Graduate Attributes

Skills: Personal Effectiveness

This page provides the full explanation of Personal Effectiveness and examples of skills that are related to the attribute.

Compass - effective and influential contributors

 

University of Edinburgh graduates are effective and proactive individuals, skilled in influencing positively and adapting to new situations with sensitivity and integrity.

 

Below are some examples of skills and abilities that contribute to a student's overall skills in Personal Effectiveness.  Skills and abilities in this area vary from individual to individual, from discipline to discipline and from situation to situation.  It is important to recognise what skills are relevant and how these skills need to be adapted for the situation in which they will be used.

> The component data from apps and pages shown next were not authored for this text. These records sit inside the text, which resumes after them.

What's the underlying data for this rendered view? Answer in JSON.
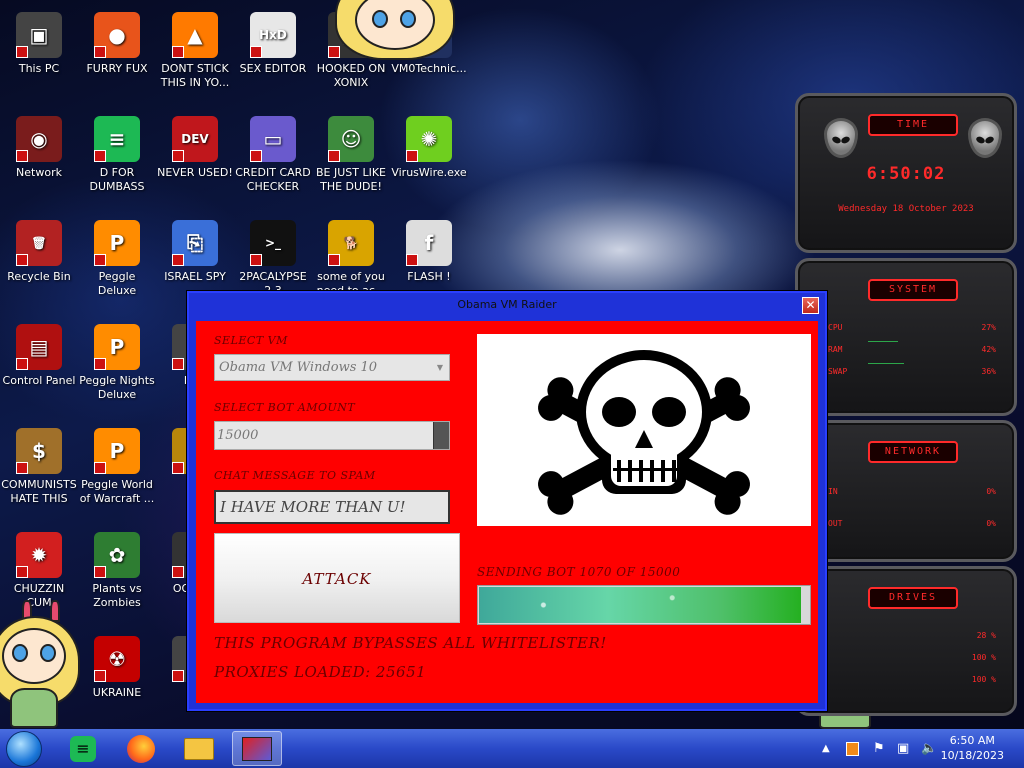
{
  "desktop": {
    "icons": [
      {
        "label": "This PC",
        "color": "#444444",
        "glyph": "▣"
      },
      {
        "label": "FURRY FUX",
        "color": "#e8541b",
        "glyph": "●"
      },
      {
        "label": "DONT STICK THIS IN YO...",
        "color": "#ff7a00",
        "glyph": "▲"
      },
      {
        "label": "SEX EDITOR",
        "color": "#e7e7e7",
        "glyph": "HxD"
      },
      {
        "label": "HOOKED ON XONIX",
        "color": "#333333",
        "glyph": "▦"
      },
      {
        "label": "VM0Technic...",
        "color": "#203060",
        "glyph": "★"
      },
      {
        "label": "Network",
        "color": "#7a1c1c",
        "glyph": "◉"
      },
      {
        "label": "D FOR DUMBASS",
        "color": "#1db954",
        "glyph": "≡"
      },
      {
        "label": "NEVER USED!",
        "color": "#c0171c",
        "glyph": "DEV"
      },
      {
        "label": "CREDIT CARD CHECKER",
        "color": "#6a5acd",
        "glyph": "▭"
      },
      {
        "label": "BE JUST LIKE THE DUDE!",
        "color": "#3d8b3d",
        "glyph": "☺"
      },
      {
        "label": "VirusWire.exe",
        "color": "#6fcf1f",
        "glyph": "✺"
      },
      {
        "label": "Recycle Bin",
        "color": "#b22222",
        "glyph": "🗑"
      },
      {
        "label": "Peggle Deluxe",
        "color": "#ff8c00",
        "glyph": "P"
      },
      {
        "label": "ISRAEL SPY",
        "color": "#3a6fd8",
        "glyph": "⎘"
      },
      {
        "label": "2PACALYPSE 2.3",
        "color": "#111111",
        "glyph": ">_"
      },
      {
        "label": "some of you need to ac...",
        "color": "#d9a400",
        "glyph": "🐕"
      },
      {
        "label": "FLASH !",
        "color": "#dddddd",
        "glyph": "f"
      },
      {
        "label": "Control Panel",
        "color": "#b01010",
        "glyph": "▤"
      },
      {
        "label": "Peggle Nights Deluxe",
        "color": "#ff8c00",
        "glyph": "P"
      },
      {
        "label": "DEE",
        "color": "#444444",
        "glyph": "▮"
      },
      {
        "label": "COMMUNISTS HATE THIS G...",
        "color": "#a0702a",
        "glyph": "$"
      },
      {
        "label": "Peggle World of Warcraft ...",
        "color": "#ff8c00",
        "glyph": "P"
      },
      {
        "label": "DIE",
        "color": "#b8860b",
        "glyph": "▮"
      },
      {
        "label": "CHUZZIN CUM",
        "color": "#d21f1f",
        "glyph": "✹"
      },
      {
        "label": "Plants vs Zombies",
        "color": "#2e7d32",
        "glyph": "✿"
      },
      {
        "label": "OOF DO",
        "color": "#333333",
        "glyph": "☻"
      },
      {
        "label": "load Ali...",
        "color": "#8a2be2",
        "glyph": "⬇"
      },
      {
        "label": "UKRAINE",
        "color": "#c40000",
        "glyph": "☢"
      },
      {
        "label": "C",
        "color": "#444444",
        "glyph": "▮"
      }
    ]
  },
  "gadgets": {
    "time": {
      "title": "TIME",
      "clock": "6:50:02",
      "date": "Wednesday 18 October 2023"
    },
    "system": {
      "title": "SYSTEM",
      "rows": [
        {
          "label": "CPU",
          "value": "27%"
        },
        {
          "label": "RAM",
          "value": "42%"
        },
        {
          "label": "SWAP",
          "value": "36%"
        }
      ]
    },
    "network": {
      "title": "NETWORK",
      "rows": [
        {
          "label": "IN",
          "value": "0%"
        },
        {
          "label": "OUT",
          "value": "0%"
        }
      ]
    },
    "drives": {
      "title": "DRIVES",
      "rows": [
        {
          "label": "",
          "value": "28 %"
        },
        {
          "label": "",
          "value": "100 %"
        },
        {
          "label": "",
          "value": "100 %"
        }
      ]
    }
  },
  "window": {
    "title": "Obama VM Raider",
    "close_glyph": "✕",
    "vm_label": "SELECT VM",
    "vm_value": "Obama VM Windows 10",
    "bot_label": "SELECT BOT AMOUNT",
    "bot_value": "15000",
    "msg_label": "CHAT MESSAGE TO SPAM",
    "msg_value": "I HAVE MORE THAN U!",
    "attack_label": "ATTACK",
    "status": "SENDING BOT 1070 OF 15000",
    "progress_fraction": 0.97,
    "bypass_text": "THIS PROGRAM BYPASSES ALL WHITELISTER!",
    "proxies_text": "PROXIES LOADED: 25651",
    "colors": {
      "frame": "#1f32d8",
      "client": "#ff0000",
      "label": "#6b0000"
    }
  },
  "taskbar": {
    "buttons": [
      "start-orb",
      "spotify-icon",
      "firefox-icon",
      "file-explorer-icon",
      "vm-raider-icon"
    ],
    "tray": [
      "show-hidden-icons",
      "notification-icon",
      "action-center-flag",
      "network-icon",
      "volume-icon"
    ],
    "time": "6:50 AM",
    "date": "10/18/2023"
  }
}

Staff should be helping, supporting and encouraging students to learn about and develop these skills. Students need to reflect on what skills they have, what skills they need and how these can be developed, and then seeking out relevant opportunities to strengthen and develop these skills.

 

Example skills Key aspects include:
Leadership
  • be able to select an appropriate leadership style for different situations
  • be able to set objectives, motivate, monitor performance, coach and mentor
  • have an ability to work with people from a range of cultures and backgrounds
Planning, organising and time management
  • appropriate use of project and time management tools
  • have an ability to prioritise
  • have an ability to plan and effectively use resources to achieve goals
  • have resilience and the ability to recover from setbacks
Commercial / Professional / Situational awareness
  • display commercial/situational acumen and knowledge of the current local and global business landscapes, industries, organisations and specific roles
  • have the ability to work collaboratively with colleagues both internally and externally
  • building and maintaining relationships
  • basic understanding of the key drivers for success in the current landscape and situation
  • have an understanding of the importance of innovation and taking calculated risks
Team working
  • effectively perform within team environments including the ability to recognise and capitalise on individuals' different thinking, experience and skills
  • have an ability to persuade, negotiate and influence others
  • have an ability to work with people from a range of cultures and backgrounds
  • seek and value open feedback to help their self-awareness of working with a team
Assertiveness and Confidence
  • give direction to tasks and people in a confident and effective manner
  • acquire skills for working in teams and groups, and leading where appropriate
  • following others lead when the context demands it
  • using judgement to determine when it is appropriate to questions others
Change management
  • be responsive to changing surroundings, both being flexible and proactive
  • have the ability to recognise the need for and initiate change and be able to manage change
  • know how to have a difficult conversation about performance or change
  • have the ability to manage a project, work in a team, and communicate and persuade—both orally and in writing
  • formulate, evaluate and apply evidence-based solutions and arguments
Enterprise and Entrepreneurship
  • broadly, have an ability to demonstrate an innovative approach, creativity, collaboration and risk taking
  • be commercially/professionally/situationally aware, creative, entrepreneurial and numerate
  • have inventive thinking—adaptability, managing complexity and self-direction 
Flexibility
  • Effectively adapting emotions, thoughts and behaviours to environments that may be unfamiliar, uncertain and/or diverse